*** Opening Data records ***

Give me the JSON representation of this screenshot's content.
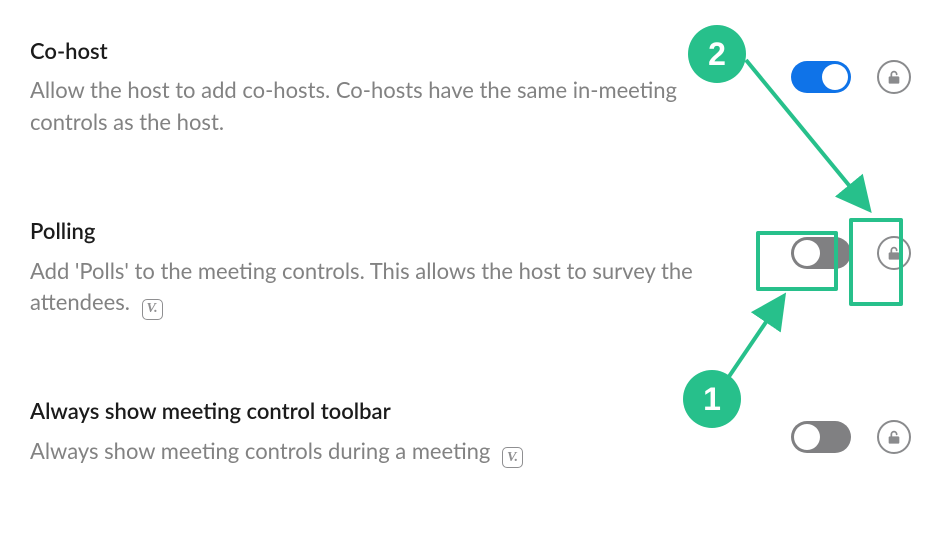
{
  "colors": {
    "accent_green": "#27c08b",
    "toggle_on": "#0f73e8",
    "toggle_off": "#808082",
    "text_muted": "#828282",
    "text_dark": "#1b1b1b",
    "icon_grey": "#8a8b8d"
  },
  "settings": [
    {
      "key": "co_host",
      "title": "Co-host",
      "description": "Allow the host to add co-hosts. Co-hosts have the same in-meeting controls as the host.",
      "toggle_on": true,
      "locked": false,
      "modified_badge": false
    },
    {
      "key": "polling",
      "title": "Polling",
      "description": "Add 'Polls' to the meeting controls. This allows the host to survey the attendees.",
      "toggle_on": false,
      "locked": false,
      "modified_badge": true
    },
    {
      "key": "always_show_toolbar",
      "title": "Always show meeting control toolbar",
      "description": "Always show meeting controls during a meeting",
      "toggle_on": false,
      "locked": false,
      "modified_badge": true
    }
  ],
  "badge_glyph": "V.",
  "annotations": {
    "step1": "1",
    "step2": "2"
  }
}
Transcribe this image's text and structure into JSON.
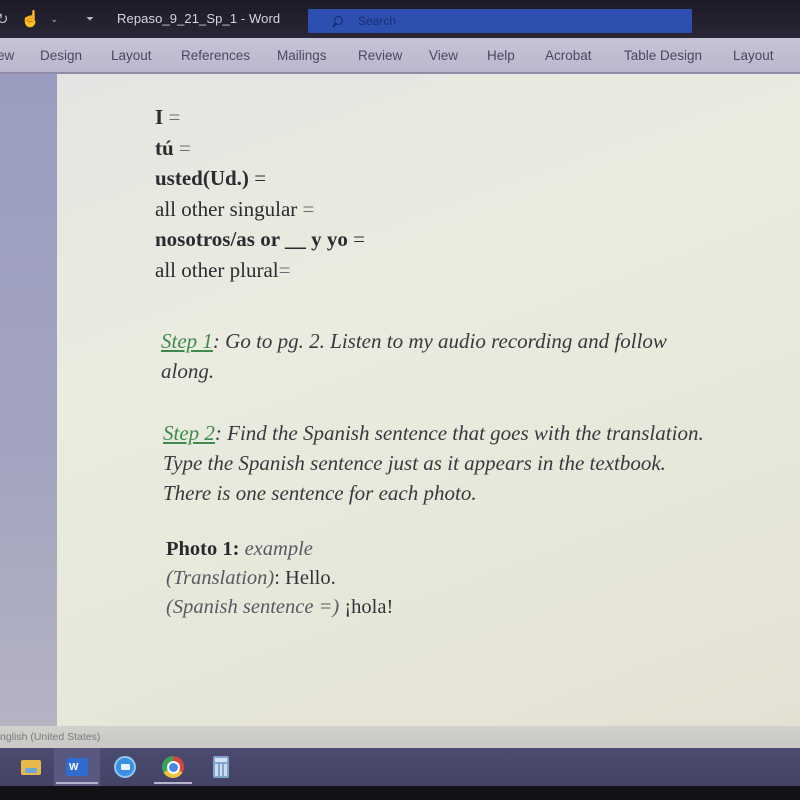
{
  "titlebar": {
    "document_title": "Repaso_9_21_Sp_1",
    "separator": " - ",
    "app_name": "Word",
    "search": {
      "placeholder": "Search",
      "value": ""
    },
    "quick_access": [
      {
        "icon": "redo-icon"
      },
      {
        "icon": "touch-mode-icon"
      },
      {
        "icon": "chevron-down-icon"
      },
      {
        "icon": "customize-qat-icon"
      }
    ]
  },
  "ribbon": {
    "tabs": [
      {
        "label": "ew",
        "full_label": "View (Review, partially visible)"
      },
      {
        "label": "Design"
      },
      {
        "label": "Layout"
      },
      {
        "label": "References"
      },
      {
        "label": "Mailings"
      },
      {
        "label": "Review"
      },
      {
        "label": "View"
      },
      {
        "label": "Help"
      },
      {
        "label": "Acrobat"
      },
      {
        "label": "Table Design"
      },
      {
        "label": "Layout"
      }
    ]
  },
  "document": {
    "pronouns": [
      {
        "term": "I",
        "eq": " =",
        "bold": true
      },
      {
        "term": "tú",
        "eq": " =",
        "bold": true
      },
      {
        "term": "usted(Ud.)",
        "eq": " =",
        "bold": true
      },
      {
        "term": "all other singular",
        "eq": " =",
        "bold": false
      },
      {
        "term": "nosotros/as or __ y yo",
        "eq": " =",
        "bold": true
      },
      {
        "term": "all other plural",
        "eq": "=",
        "bold": false
      }
    ],
    "step1": {
      "link": "Step 1",
      "text_line1": ": Go to pg. 2. Listen to my audio recording and follow",
      "text_line2": "along."
    },
    "step2": {
      "link": "Step 2",
      "text_line1": ": Find the Spanish sentence that goes with the translation.",
      "text_line2": "Type the Spanish sentence just as it appears in the textbook.",
      "text_line3": "There is one sentence for each photo."
    },
    "photo1": {
      "label": "Photo 1:",
      "label_suffix": " example",
      "translation_label": "(Translation)",
      "translation_value": ": Hello.",
      "spanish_label": "(Spanish sentence =)",
      "spanish_value": " ¡hola!"
    }
  },
  "statusbar": {
    "language": "nglish (United States)"
  },
  "taskbar": {
    "apps": [
      {
        "name": "File Explorer",
        "icon": "folder-icon",
        "active": false
      },
      {
        "name": "Word",
        "icon": "word-icon",
        "icon_letter": "W",
        "active": true
      },
      {
        "name": "Zoom",
        "icon": "zoom-icon",
        "active": false
      },
      {
        "name": "Chrome",
        "icon": "chrome-icon",
        "active": false
      },
      {
        "name": "Calculator",
        "icon": "calculator-icon",
        "active": false
      }
    ]
  },
  "colors": {
    "search_box": "#2c4fb0",
    "step_link": "#3e8a4b",
    "ribbon_bg": "#c2bfd3",
    "taskbar_bg": "#48476b"
  }
}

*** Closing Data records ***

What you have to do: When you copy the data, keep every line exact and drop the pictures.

Written solution:
Give me the JSON representation of this screenshot's content.
{
  "colors": {
    "accent_green": "#27c08b",
    "toggle_on": "#0f73e8",
    "toggle_off": "#808082",
    "text_muted": "#828282",
    "text_dark": "#1b1b1b",
    "icon_grey": "#8a8b8d"
  },
  "settings": [
    {
      "key": "co_host",
      "title": "Co-host",
      "description": "Allow the host to add co-hosts. Co-hosts have the same in-meeting controls as the host.",
      "toggle_on": true,
      "locked": false,
      "modified_badge": false
    },
    {
      "key": "polling",
      "title": "Polling",
      "description": "Add 'Polls' to the meeting controls. This allows the host to survey the attendees.",
      "toggle_on": false,
      "locked": false,
      "modified_badge": true
    },
    {
      "key": "always_show_toolbar",
      "title": "Always show meeting control toolbar",
      "description": "Always show meeting controls during a meeting",
      "toggle_on": false,
      "locked": false,
      "modified_badge": true
    }
  ],
  "badge_glyph": "V.",
  "annotations": {
    "step1": "1",
    "step2": "2"
  }
}
Transcribe this image's text and structure into JSON.
{
  "titlebar": {
    "document_title": "Repaso_9_21_Sp_1",
    "separator": " - ",
    "app_name": "Word",
    "search": {
      "placeholder": "Search",
      "value": ""
    },
    "quick_access": [
      {
        "icon": "redo-icon"
      },
      {
        "icon": "touch-mode-icon"
      },
      {
        "icon": "chevron-down-icon"
      },
      {
        "icon": "customize-qat-icon"
      }
    ]
  },
  "ribbon": {
    "tabs": [
      {
        "label": "ew",
        "full_label": "View (Review, partially visible)"
      },
      {
        "label": "Design"
      },
      {
        "label": "Layout"
      },
      {
        "label": "References"
      },
      {
        "label": "Mailings"
      },
      {
        "label": "Review"
      },
      {
        "label": "View"
      },
      {
        "label": "Help"
      },
      {
        "label": "Acrobat"
      },
      {
        "label": "Table Design"
      },
      {
        "label": "Layout"
      }
    ]
  },
  "document": {
    "pronouns": [
      {
        "term": "I",
        "eq": " =",
        "bold": true
      },
      {
        "term": "tú",
        "eq": " =",
        "bold": true
      },
      {
        "term": "usted(Ud.)",
        "eq": " =",
        "bold": true
      },
      {
        "term": "all other singular",
        "eq": " =",
        "bold": false
      },
      {
        "term": "nosotros/as or __ y yo",
        "eq": " =",
        "bold": true
      },
      {
        "term": "all other plural",
        "eq": "=",
        "bold": false
      }
    ],
    "step1": {
      "link": "Step 1",
      "text_line1": ": Go to pg. 2. Listen to my audio recording and follow",
      "text_line2": "along."
    },
    "step2": {
      "link": "Step 2",
      "text_line1": ": Find the Spanish sentence that goes with the translation.",
      "text_line2": "Type the Spanish sentence just as it appears in the textbook.",
      "text_line3": "There is one sentence for each photo."
    },
    "photo1": {
      "label": "Photo 1:",
      "label_suffix": " example",
      "translation_label": "(Translation)",
      "translation_value": ": Hello.",
      "spanish_label": "(Spanish sentence =)",
      "spanish_value": " ¡hola!"
    }
  },
  "statusbar": {
    "language": "nglish (United States)"
  },
  "taskbar": {
    "apps": [
      {
        "name": "File Explorer",
        "icon": "folder-icon",
        "active": false
      },
      {
        "name": "Word",
        "icon": "word-icon",
        "icon_letter": "W",
        "active": true
      },
      {
        "name": "Zoom",
        "icon": "zoom-icon",
        "active": false
      },
      {
        "name": "Chrome",
        "icon": "chrome-icon",
        "active": false
      },
      {
        "name": "Calculator",
        "icon": "calculator-icon",
        "active": false
      }
    ]
  },
  "colors": {
    "search_box": "#2c4fb0",
    "step_link": "#3e8a4b",
    "ribbon_bg": "#c2bfd3",
    "taskbar_bg": "#48476b"
  }
}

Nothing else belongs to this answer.